» **WHAT IS BEING ASKED**:
Produce the full set of records below once more, exactly as they stand.

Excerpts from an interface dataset
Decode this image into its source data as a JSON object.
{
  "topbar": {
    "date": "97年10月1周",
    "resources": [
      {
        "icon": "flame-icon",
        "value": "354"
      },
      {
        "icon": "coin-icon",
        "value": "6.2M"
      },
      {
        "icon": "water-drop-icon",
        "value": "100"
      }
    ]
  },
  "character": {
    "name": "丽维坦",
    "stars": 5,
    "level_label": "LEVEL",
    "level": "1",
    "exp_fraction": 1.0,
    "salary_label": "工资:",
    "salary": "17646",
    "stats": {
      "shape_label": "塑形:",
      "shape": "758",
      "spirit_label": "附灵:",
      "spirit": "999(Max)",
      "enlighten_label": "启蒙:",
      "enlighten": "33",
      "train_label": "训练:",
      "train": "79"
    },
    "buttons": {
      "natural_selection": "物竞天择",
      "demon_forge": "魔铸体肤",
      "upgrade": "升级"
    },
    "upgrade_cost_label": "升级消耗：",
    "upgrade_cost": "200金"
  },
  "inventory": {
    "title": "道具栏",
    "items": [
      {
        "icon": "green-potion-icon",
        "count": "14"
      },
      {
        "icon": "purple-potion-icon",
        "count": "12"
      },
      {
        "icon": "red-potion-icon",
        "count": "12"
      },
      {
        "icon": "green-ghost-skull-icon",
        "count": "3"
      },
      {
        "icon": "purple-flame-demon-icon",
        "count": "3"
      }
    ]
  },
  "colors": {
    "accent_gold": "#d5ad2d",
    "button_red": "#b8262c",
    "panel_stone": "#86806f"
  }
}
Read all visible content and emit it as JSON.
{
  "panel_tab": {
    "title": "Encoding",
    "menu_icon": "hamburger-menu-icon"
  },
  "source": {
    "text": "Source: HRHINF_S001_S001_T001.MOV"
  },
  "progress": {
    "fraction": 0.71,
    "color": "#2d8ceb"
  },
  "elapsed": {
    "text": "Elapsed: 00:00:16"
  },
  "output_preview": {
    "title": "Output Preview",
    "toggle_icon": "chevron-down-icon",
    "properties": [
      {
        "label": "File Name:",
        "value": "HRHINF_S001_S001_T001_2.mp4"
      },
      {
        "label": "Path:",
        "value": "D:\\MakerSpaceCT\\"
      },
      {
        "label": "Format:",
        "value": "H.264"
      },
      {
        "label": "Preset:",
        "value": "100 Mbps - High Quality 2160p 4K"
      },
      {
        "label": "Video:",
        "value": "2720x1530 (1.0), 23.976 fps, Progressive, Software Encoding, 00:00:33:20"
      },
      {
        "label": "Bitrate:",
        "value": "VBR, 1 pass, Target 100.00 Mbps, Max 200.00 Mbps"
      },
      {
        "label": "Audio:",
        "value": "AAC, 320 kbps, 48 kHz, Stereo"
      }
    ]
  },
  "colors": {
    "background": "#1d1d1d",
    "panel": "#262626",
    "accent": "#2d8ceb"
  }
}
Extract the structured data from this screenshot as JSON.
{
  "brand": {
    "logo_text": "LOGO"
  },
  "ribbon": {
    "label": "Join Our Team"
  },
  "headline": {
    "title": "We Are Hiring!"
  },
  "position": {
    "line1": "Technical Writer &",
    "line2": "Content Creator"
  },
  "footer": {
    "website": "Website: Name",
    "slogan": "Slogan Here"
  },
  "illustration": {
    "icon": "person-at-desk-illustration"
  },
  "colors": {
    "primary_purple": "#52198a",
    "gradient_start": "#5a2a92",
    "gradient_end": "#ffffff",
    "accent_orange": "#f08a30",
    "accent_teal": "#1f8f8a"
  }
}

» **WRITTEN RESPONSE**:
Decode this image into its source data as a JSON object.
{
  "topbar": {
    "date": "97年10月1周",
    "resources": [
      {
        "icon": "flame-icon",
        "value": "354"
      },
      {
        "icon": "coin-icon",
        "value": "6.2M"
      },
      {
        "icon": "water-drop-icon",
        "value": "100"
      }
    ]
  },
  "character": {
    "name": "丽维坦",
    "stars": 5,
    "level_label": "LEVEL",
    "level": "1",
    "exp_fraction": 1.0,
    "salary_label": "工资:",
    "salary": "17646",
    "stats": {
      "shape_label": "塑形:",
      "shape": "758",
      "spirit_label": "附灵:",
      "spirit": "999(Max)",
      "enlighten_label": "启蒙:",
      "enlighten": "33",
      "train_label": "训练:",
      "train": "79"
    },
    "buttons": {
      "natural_selection": "物竞天择",
      "demon_forge": "魔铸体肤",
      "upgrade": "升级"
    },
    "upgrade_cost_label": "升级消耗：",
    "upgrade_cost": "200金"
  },
  "inventory": {
    "title": "道具栏",
    "items": [
      {
        "icon": "green-potion-icon",
        "count": "14"
      },
      {
        "icon": "purple-potion-icon",
        "count": "12"
      },
      {
        "icon": "red-potion-icon",
        "count": "12"
      },
      {
        "icon": "green-ghost-skull-icon",
        "count": "3"
      },
      {
        "icon": "purple-flame-demon-icon",
        "count": "3"
      }
    ]
  },
  "colors": {
    "accent_gold": "#d5ad2d",
    "button_red": "#b8262c",
    "panel_stone": "#86806f"
  }
}
Read all visible content and emit it as JSON.
{
  "panel_tab": {
    "title": "Encoding",
    "menu_icon": "hamburger-menu-icon"
  },
  "source": {
    "text": "Source: HRHINF_S001_S001_T001.MOV"
  },
  "progress": {
    "fraction": 0.71,
    "color": "#2d8ceb"
  },
  "elapsed": {
    "text": "Elapsed: 00:00:16"
  },
  "output_preview": {
    "title": "Output Preview",
    "toggle_icon": "chevron-down-icon",
    "properties": [
      {
        "label": "File Name:",
        "value": "HRHINF_S001_S001_T001_2.mp4"
      },
      {
        "label": "Path:",
        "value": "D:\\MakerSpaceCT\\"
      },
      {
        "label": "Format:",
        "value": "H.264"
      },
      {
        "label": "Preset:",
        "value": "100 Mbps - High Quality 2160p 4K"
      },
      {
        "label": "Video:",
        "value": "2720x1530 (1.0), 23.976 fps, Progressive, Software Encoding, 00:00:33:20"
      },
      {
        "label": "Bitrate:",
        "value": "VBR, 1 pass, Target 100.00 Mbps, Max 200.00 Mbps"
      },
      {
        "label": "Audio:",
        "value": "AAC, 320 kbps, 48 kHz, Stereo"
      }
    ]
  },
  "colors": {
    "background": "#1d1d1d",
    "panel": "#262626",
    "accent": "#2d8ceb"
  }
}
Extract the structured data from this screenshot as JSON.
{
  "brand": {
    "logo_text": "LOGO"
  },
  "ribbon": {
    "label": "Join Our Team"
  },
  "headline": {
    "title": "We Are Hiring!"
  },
  "position": {
    "line1": "Technical Writer &",
    "line2": "Content Creator"
  },
  "footer": {
    "website": "Website: Name",
    "slogan": "Slogan Here"
  },
  "illustration": {
    "icon": "person-at-desk-illustration"
  },
  "colors": {
    "primary_purple": "#52198a",
    "gradient_start": "#5a2a92",
    "gradient_end": "#ffffff",
    "accent_orange": "#f08a30",
    "accent_teal": "#1f8f8a"
  }
}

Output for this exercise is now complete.